App and web page records:
--- START ---

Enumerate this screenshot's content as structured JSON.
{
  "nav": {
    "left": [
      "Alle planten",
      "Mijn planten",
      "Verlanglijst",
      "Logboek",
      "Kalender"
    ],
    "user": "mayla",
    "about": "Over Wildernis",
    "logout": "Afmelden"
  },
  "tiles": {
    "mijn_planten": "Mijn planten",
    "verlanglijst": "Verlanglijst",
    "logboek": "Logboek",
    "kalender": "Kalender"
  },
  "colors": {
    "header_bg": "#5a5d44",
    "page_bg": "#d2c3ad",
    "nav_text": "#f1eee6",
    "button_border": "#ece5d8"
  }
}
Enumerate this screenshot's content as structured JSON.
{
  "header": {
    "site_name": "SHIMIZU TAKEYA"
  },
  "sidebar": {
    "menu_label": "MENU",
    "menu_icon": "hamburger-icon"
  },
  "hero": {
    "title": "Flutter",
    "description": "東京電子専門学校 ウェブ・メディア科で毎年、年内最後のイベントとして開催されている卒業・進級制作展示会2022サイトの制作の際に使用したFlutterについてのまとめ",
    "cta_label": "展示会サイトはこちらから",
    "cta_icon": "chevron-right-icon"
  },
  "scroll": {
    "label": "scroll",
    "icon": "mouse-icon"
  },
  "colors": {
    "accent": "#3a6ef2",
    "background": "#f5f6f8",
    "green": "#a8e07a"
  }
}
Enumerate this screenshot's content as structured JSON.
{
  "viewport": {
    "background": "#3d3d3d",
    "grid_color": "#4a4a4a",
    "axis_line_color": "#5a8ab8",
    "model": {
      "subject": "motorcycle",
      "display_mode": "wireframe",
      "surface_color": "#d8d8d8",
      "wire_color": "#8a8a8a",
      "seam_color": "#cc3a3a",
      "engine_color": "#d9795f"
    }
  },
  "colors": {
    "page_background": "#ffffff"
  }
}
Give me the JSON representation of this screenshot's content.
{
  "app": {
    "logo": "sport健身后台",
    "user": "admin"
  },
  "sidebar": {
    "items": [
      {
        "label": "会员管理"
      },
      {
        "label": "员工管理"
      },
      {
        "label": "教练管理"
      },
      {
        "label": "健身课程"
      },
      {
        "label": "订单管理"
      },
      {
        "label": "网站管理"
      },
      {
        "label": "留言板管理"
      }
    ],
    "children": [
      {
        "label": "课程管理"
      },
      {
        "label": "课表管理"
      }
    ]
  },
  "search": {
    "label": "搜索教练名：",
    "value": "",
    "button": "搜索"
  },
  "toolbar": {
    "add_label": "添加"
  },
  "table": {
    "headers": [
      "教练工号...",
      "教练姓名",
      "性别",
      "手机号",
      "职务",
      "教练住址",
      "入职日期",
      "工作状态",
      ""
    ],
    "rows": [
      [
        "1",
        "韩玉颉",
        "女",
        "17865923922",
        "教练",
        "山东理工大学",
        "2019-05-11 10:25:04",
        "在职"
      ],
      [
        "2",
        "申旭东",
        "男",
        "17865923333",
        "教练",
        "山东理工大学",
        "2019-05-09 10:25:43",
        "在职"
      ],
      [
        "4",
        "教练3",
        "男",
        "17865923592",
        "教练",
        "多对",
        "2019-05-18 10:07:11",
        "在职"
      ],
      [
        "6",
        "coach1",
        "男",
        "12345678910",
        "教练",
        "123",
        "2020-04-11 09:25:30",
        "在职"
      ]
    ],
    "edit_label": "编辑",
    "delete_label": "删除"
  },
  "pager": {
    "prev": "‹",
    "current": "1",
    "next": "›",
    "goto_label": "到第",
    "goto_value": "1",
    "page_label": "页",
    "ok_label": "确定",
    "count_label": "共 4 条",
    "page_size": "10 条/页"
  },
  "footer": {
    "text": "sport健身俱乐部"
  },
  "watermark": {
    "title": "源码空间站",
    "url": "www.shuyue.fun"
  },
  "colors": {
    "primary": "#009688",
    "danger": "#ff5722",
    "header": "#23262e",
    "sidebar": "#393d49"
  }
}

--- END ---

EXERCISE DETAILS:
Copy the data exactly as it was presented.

RESULT OF THIS TASK:
Enumerate this screenshot's content as structured JSON.
{
  "nav": {
    "left": [
      "Alle planten",
      "Mijn planten",
      "Verlanglijst",
      "Logboek",
      "Kalender"
    ],
    "user": "mayla",
    "about": "Over Wildernis",
    "logout": "Afmelden"
  },
  "tiles": {
    "mijn_planten": "Mijn planten",
    "verlanglijst": "Verlanglijst",
    "logboek": "Logboek",
    "kalender": "Kalender"
  },
  "colors": {
    "header_bg": "#5a5d44",
    "page_bg": "#d2c3ad",
    "nav_text": "#f1eee6",
    "button_border": "#ece5d8"
  }
}
Enumerate this screenshot's content as structured JSON.
{
  "header": {
    "site_name": "SHIMIZU TAKEYA"
  },
  "sidebar": {
    "menu_label": "MENU",
    "menu_icon": "hamburger-icon"
  },
  "hero": {
    "title": "Flutter",
    "description": "東京電子専門学校 ウェブ・メディア科で毎年、年内最後のイベントとして開催されている卒業・進級制作展示会2022サイトの制作の際に使用したFlutterについてのまとめ",
    "cta_label": "展示会サイトはこちらから",
    "cta_icon": "chevron-right-icon"
  },
  "scroll": {
    "label": "scroll",
    "icon": "mouse-icon"
  },
  "colors": {
    "accent": "#3a6ef2",
    "background": "#f5f6f8",
    "green": "#a8e07a"
  }
}
Enumerate this screenshot's content as structured JSON.
{
  "viewport": {
    "background": "#3d3d3d",
    "grid_color": "#4a4a4a",
    "axis_line_color": "#5a8ab8",
    "model": {
      "subject": "motorcycle",
      "display_mode": "wireframe",
      "surface_color": "#d8d8d8",
      "wire_color": "#8a8a8a",
      "seam_color": "#cc3a3a",
      "engine_color": "#d9795f"
    }
  },
  "colors": {
    "page_background": "#ffffff"
  }
}
Give me the JSON representation of this screenshot's content.
{
  "app": {
    "logo": "sport健身后台",
    "user": "admin"
  },
  "sidebar": {
    "items": [
      {
        "label": "会员管理"
      },
      {
        "label": "员工管理"
      },
      {
        "label": "教练管理"
      },
      {
        "label": "健身课程"
      },
      {
        "label": "订单管理"
      },
      {
        "label": "网站管理"
      },
      {
        "label": "留言板管理"
      }
    ],
    "children": [
      {
        "label": "课程管理"
      },
      {
        "label": "课表管理"
      }
    ]
  },
  "search": {
    "label": "搜索教练名：",
    "value": "",
    "button": "搜索"
  },
  "toolbar": {
    "add_label": "添加"
  },
  "table": {
    "headers": [
      "教练工号...",
      "教练姓名",
      "性别",
      "手机号",
      "职务",
      "教练住址",
      "入职日期",
      "工作状态",
      ""
    ],
    "rows": [
      [
        "1",
        "韩玉颉",
        "女",
        "17865923922",
        "教练",
        "山东理工大学",
        "2019-05-11 10:25:04",
        "在职"
      ],
      [
        "2",
        "申旭东",
        "男",
        "17865923333",
        "教练",
        "山东理工大学",
        "2019-05-09 10:25:43",
        "在职"
      ],
      [
        "4",
        "教练3",
        "男",
        "17865923592",
        "教练",
        "多对",
        "2019-05-18 10:07:11",
        "在职"
      ],
      [
        "6",
        "coach1",
        "男",
        "12345678910",
        "教练",
        "123",
        "2020-04-11 09:25:30",
        "在职"
      ]
    ],
    "edit_label": "编辑",
    "delete_label": "删除"
  },
  "pager": {
    "prev": "‹",
    "current": "1",
    "next": "›",
    "goto_label": "到第",
    "goto_value": "1",
    "page_label": "页",
    "ok_label": "确定",
    "count_label": "共 4 条",
    "page_size": "10 条/页"
  },
  "footer": {
    "text": "sport健身俱乐部"
  },
  "watermark": {
    "title": "源码空间站",
    "url": "www.shuyue.fun"
  },
  "colors": {
    "primary": "#009688",
    "danger": "#ff5722",
    "header": "#23262e",
    "sidebar": "#393d49"
  }
}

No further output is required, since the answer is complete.